To my dismay, I began to feel worse. I had to run to
the toilets/restrooms where I was violently ill.

An hour or so later, I was being taken home by taxi
after my manager decided I was too ill to go home on the

The following day I staggered down to see my Doctor.

I described my symptoms and almost immediately she
said ” I think you have viral labyrinthitis” .

Not having a clue what this condition was, and being
quite concerned about my health (even though my Dr.
tried to reassure me, telling me it was quite common),
I consulted the internet.

According to Dr. Rob Hicks on the BBC Health site,
viral labyrinthitis :

“………is one of the most unpleasant infections you
can get.

Vertigo (which people often describe as dizziness)
can develop very suddenly – everything spins
around, or moves up and down in front of you.

This is followed by nausea, vomiting, sweating
and an urgent need to lie down.

It’s similar to a severe bout of seasickness, but much
worse. “

The comedian Marcus Brigstocke once said on ‘The Now
Show’ that seasickness has 2 stages.

  1. Firstly, you feel so ill that you worry you are going to die.
  2. Secondly, you feel so ill that you worry you are not going to die.


5 thoughts on “Lost in the Labyrinth

  1. Hi Tnkin, I was offered drugs to help, but
    Dr. Evans told me that lying down and sipping
    water would help just as much.

    Hope all is good with you and yours.

  2. Yuk …… having suffered from seasickness a couple of times Marcus’s definition is fairly accurate – so if this ‘thing’ was worserer,poor you.

    Having skippered across the Bay of Biscay several times I’m pleased to say that normally I don’t suffer from seasickness …..

  3. I had labyrinthitis 27 years ago – it lasted for 6 months and during that time I fell over so many times it was unreal – ended up with a broken arm and a black eye – it was a complete nightmare – then suddenly I was better and it was only then I realised I was expecting my daughter…. still don’t know how that happened!!

Leave a Reply

Fill in your details below or click an icon to log in:
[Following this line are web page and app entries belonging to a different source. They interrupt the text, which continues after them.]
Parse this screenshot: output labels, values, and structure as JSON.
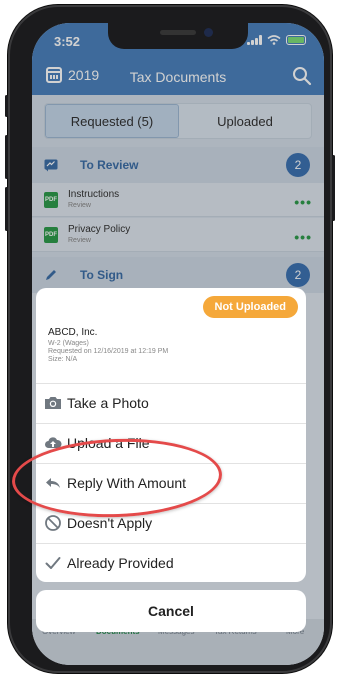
{
  "status_bar": {
    "time": "3:52"
  },
  "header": {
    "year": "2019",
    "title": "Tax Documents"
  },
  "segments": [
    {
      "label": "Requested (5)",
      "active": true
    },
    {
      "label": "Uploaded",
      "active": false
    }
  ],
  "to_review": {
    "label": "To Review",
    "count": "2",
    "documents": [
      {
        "name": "Instructions",
        "status": "Review"
      },
      {
        "name": "Privacy Policy",
        "status": "Review"
      }
    ]
  },
  "to_sign": {
    "label": "To Sign",
    "count": "2"
  },
  "pdf_label": "PDF",
  "more_dots": "•••",
  "action_sheet": {
    "status_badge": "Not Uploaded",
    "company": "ABCD, Inc.",
    "form": "W-2 (Wages)",
    "requested": "Requested on 12/16/2019 at 12:19 PM",
    "size": "Size: N/A",
    "actions": [
      {
        "label": "Take a Photo",
        "icon": "camera-icon"
      },
      {
        "label": "Upload a File",
        "icon": "cloud-upload-icon"
      },
      {
        "label": "Reply With Amount",
        "icon": "reply-icon"
      },
      {
        "label": "Doesn't Apply",
        "icon": "prohibited-icon"
      },
      {
        "label": "Already Provided",
        "icon": "checkmark-icon"
      }
    ],
    "cancel": "Cancel"
  },
  "tabbar": {
    "items": [
      {
        "label": "Overview",
        "active": false
      },
      {
        "label": "Documents",
        "active": true
      },
      {
        "label": "Messages",
        "active": false
      },
      {
        "label": "Tax Returns",
        "active": false
      },
      {
        "label": "More",
        "active": false
      }
    ]
  },
  "colors": {
    "header_blue": "#4c82bd",
    "badge_blue": "#3d73b3",
    "pill_orange": "#f5a83a",
    "pdf_green": "#2f9c4c",
    "highlight_red": "#e44a4a"
  }
}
WordPress.com Logo

You are commenting using your WordPress.com account. Log Out / Change )

Twitter picture

You are commenting using your Twitter account. Log Out / Change )

Facebook photo

You are commenting using your Facebook account. Log Out / Change )

Google+ photo

You are commenting using your Google+ account. Log Out / Change )

Connecting to %s